TASK TO COMPLETE:
Among the entries below, tally the lines that include "della", and give the number alone.

AVAILABLE RECORDS:
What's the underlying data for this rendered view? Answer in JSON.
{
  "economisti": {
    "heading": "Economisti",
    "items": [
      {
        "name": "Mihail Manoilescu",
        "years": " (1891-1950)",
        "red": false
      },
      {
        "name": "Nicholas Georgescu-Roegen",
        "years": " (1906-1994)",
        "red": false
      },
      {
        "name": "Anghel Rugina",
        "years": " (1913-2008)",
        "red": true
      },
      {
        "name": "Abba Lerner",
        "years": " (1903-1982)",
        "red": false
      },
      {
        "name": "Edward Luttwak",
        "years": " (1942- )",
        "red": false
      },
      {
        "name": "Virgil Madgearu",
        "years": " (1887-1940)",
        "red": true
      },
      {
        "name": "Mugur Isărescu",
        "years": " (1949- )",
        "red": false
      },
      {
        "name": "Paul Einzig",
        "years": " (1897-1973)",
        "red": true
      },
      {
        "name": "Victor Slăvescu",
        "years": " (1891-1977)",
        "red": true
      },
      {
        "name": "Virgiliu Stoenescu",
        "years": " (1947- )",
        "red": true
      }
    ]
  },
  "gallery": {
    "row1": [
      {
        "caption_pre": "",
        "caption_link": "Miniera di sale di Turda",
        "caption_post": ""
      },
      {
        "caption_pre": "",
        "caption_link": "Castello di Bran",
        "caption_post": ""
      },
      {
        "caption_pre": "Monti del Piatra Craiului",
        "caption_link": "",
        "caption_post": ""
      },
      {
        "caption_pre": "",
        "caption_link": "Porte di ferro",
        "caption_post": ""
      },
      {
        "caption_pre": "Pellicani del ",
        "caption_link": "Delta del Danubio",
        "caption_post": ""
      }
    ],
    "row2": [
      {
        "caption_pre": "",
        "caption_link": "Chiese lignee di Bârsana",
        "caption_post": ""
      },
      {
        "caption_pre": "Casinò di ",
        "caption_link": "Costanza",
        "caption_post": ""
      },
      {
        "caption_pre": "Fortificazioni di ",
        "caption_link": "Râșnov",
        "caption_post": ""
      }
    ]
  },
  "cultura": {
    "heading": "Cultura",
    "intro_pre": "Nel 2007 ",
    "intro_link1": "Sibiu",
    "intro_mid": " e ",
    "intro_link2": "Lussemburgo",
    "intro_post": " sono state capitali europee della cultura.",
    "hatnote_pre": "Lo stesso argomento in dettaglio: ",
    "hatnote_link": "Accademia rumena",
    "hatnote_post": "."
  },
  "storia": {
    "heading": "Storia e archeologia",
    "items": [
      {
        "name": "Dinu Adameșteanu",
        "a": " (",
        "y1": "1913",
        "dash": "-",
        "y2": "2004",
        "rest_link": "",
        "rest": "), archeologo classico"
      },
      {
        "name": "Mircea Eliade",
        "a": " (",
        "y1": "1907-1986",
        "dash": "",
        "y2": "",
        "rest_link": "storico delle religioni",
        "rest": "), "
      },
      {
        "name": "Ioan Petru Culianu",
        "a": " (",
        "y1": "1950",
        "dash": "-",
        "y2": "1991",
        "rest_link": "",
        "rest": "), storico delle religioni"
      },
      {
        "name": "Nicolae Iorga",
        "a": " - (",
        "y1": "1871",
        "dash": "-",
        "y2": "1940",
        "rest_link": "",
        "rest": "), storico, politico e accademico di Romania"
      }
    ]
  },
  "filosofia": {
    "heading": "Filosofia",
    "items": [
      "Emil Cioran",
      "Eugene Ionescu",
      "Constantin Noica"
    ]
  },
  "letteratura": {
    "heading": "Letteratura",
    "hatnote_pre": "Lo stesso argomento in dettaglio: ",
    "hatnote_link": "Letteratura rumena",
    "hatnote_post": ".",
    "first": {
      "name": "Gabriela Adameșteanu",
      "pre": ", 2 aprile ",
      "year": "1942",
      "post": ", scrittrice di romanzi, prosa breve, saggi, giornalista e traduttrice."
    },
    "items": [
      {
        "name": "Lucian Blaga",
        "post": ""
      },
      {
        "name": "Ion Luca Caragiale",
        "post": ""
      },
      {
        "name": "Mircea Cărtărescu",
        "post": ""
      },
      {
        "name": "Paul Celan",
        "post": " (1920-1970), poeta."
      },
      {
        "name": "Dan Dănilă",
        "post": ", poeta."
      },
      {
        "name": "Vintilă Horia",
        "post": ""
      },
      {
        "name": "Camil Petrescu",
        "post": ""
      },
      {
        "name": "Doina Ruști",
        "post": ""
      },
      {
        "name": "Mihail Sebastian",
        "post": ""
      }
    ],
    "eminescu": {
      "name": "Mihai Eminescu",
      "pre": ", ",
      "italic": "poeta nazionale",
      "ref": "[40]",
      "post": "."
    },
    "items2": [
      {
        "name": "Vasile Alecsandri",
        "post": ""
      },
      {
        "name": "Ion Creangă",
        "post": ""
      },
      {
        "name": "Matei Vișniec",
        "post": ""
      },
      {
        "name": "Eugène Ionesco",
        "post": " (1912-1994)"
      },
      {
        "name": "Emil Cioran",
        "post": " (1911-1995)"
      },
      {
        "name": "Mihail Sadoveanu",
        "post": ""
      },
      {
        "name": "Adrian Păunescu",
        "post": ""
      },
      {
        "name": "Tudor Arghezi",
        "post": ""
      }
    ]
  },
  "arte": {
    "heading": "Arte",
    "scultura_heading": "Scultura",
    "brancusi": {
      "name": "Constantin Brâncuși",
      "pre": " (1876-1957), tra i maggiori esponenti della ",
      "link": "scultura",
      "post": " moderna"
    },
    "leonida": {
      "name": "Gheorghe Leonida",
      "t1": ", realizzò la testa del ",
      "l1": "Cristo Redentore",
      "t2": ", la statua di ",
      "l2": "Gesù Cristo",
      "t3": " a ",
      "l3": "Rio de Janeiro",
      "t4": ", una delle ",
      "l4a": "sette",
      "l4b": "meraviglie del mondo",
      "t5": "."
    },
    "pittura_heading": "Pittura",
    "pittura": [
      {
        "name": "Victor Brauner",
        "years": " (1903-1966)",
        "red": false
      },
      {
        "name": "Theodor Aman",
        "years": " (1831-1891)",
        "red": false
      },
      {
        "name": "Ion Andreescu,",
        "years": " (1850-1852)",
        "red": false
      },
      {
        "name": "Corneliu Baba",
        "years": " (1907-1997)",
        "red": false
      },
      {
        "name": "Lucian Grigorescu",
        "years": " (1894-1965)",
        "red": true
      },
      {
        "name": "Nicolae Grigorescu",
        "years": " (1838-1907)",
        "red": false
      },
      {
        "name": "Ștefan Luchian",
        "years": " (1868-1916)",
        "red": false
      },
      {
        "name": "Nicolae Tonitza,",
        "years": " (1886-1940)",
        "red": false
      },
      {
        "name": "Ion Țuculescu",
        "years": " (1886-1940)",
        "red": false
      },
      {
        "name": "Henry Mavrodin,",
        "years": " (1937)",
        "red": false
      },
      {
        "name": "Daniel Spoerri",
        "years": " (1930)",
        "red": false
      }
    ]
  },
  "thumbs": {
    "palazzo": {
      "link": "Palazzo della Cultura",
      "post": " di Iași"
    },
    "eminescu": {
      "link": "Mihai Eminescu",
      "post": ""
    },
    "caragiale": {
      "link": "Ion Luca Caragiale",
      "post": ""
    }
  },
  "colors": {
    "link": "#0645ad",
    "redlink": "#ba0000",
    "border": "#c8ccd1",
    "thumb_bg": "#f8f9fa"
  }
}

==

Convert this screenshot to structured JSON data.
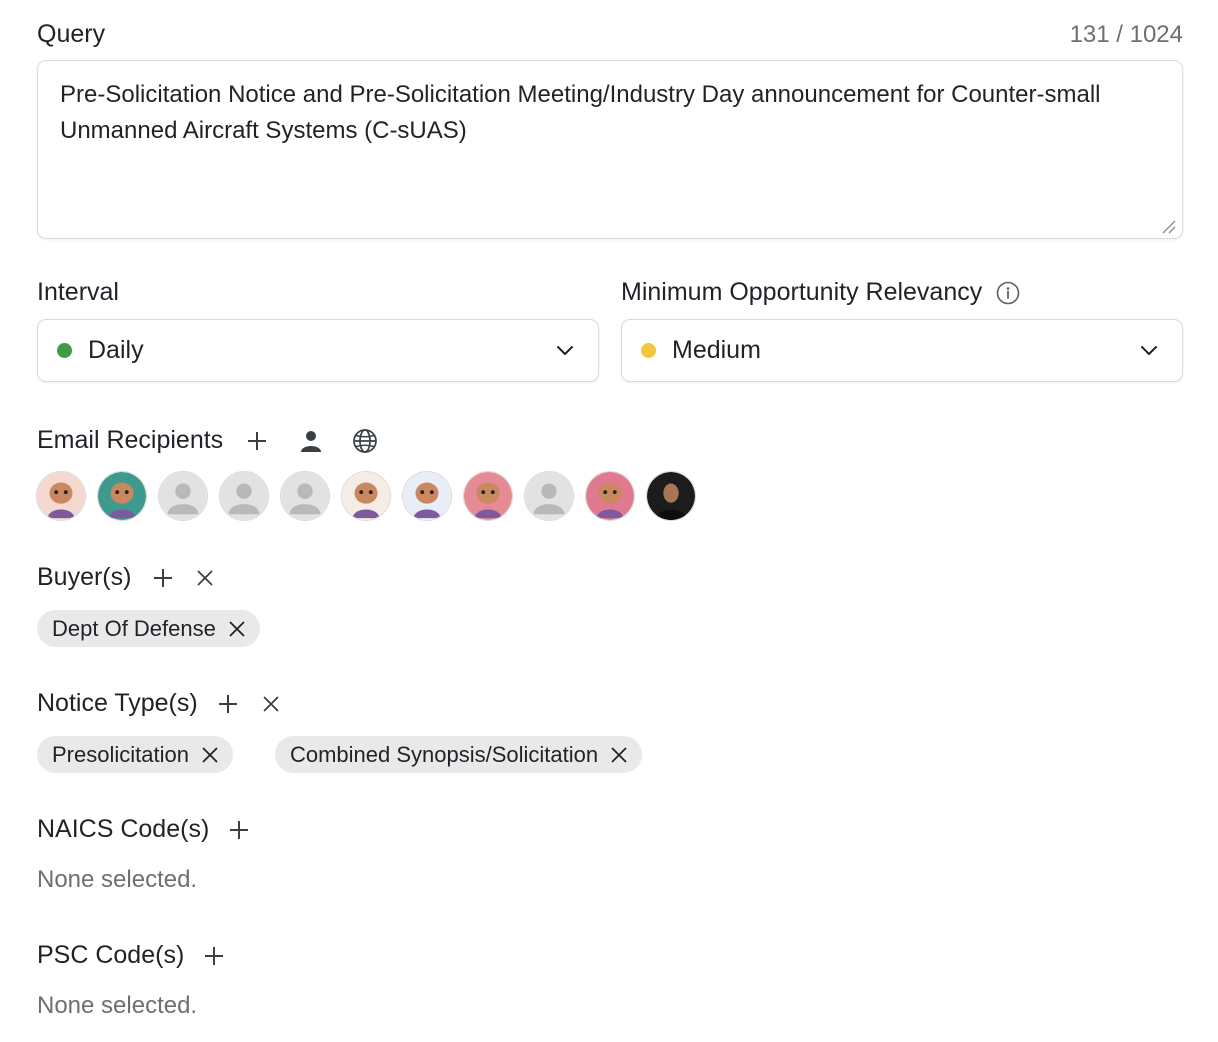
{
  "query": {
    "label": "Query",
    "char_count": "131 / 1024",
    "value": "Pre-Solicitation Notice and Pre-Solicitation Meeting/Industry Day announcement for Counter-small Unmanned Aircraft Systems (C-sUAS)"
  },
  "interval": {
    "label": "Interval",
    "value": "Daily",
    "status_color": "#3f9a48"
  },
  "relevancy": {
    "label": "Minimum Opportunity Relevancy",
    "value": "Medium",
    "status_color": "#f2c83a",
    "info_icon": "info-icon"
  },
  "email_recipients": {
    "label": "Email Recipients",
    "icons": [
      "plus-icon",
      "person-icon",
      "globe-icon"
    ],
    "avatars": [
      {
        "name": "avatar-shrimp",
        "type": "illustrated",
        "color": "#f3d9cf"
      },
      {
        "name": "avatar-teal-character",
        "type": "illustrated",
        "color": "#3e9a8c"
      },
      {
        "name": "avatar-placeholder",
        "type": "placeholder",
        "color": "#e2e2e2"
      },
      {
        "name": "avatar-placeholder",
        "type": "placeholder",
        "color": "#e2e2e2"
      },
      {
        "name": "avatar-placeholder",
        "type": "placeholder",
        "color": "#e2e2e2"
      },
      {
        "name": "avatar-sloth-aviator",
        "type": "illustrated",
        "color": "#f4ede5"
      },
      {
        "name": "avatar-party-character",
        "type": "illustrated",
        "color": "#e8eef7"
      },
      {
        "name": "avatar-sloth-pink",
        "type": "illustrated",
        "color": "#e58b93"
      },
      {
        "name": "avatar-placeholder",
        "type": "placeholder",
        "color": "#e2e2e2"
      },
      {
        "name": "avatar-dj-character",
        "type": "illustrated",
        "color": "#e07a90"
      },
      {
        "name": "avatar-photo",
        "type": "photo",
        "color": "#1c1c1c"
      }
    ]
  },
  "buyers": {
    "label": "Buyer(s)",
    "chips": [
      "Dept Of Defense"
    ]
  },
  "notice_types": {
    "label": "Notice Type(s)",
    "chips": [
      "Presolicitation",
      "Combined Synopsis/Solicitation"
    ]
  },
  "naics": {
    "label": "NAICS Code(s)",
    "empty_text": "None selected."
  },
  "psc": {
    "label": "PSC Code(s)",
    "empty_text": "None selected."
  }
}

EXERCISE ANSWER:
3